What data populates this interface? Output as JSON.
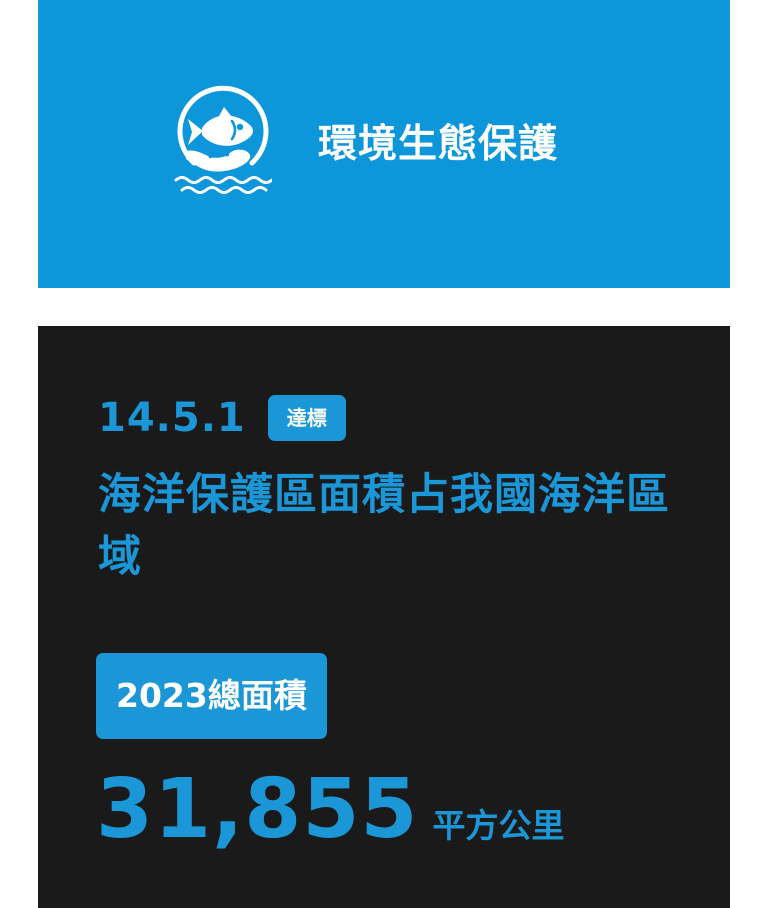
{
  "header": {
    "title": "環境生態保護",
    "icon": "fish-in-hand-icon",
    "background_color": "#0d96d9"
  },
  "indicator": {
    "code": "14.5.1",
    "status_badge": "達標",
    "title": "海洋保護區面積占我國海洋區域",
    "metric_label": "2023總面積",
    "metric_value": "31,855",
    "metric_unit": "平方公里",
    "accent_color": "#1b96d6",
    "card_background": "#1a1a1a"
  }
}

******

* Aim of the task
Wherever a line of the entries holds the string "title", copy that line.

* Exercise solution
    "title": "環境生態保護",
    "title": "海洋保護區面積占我國海洋區域",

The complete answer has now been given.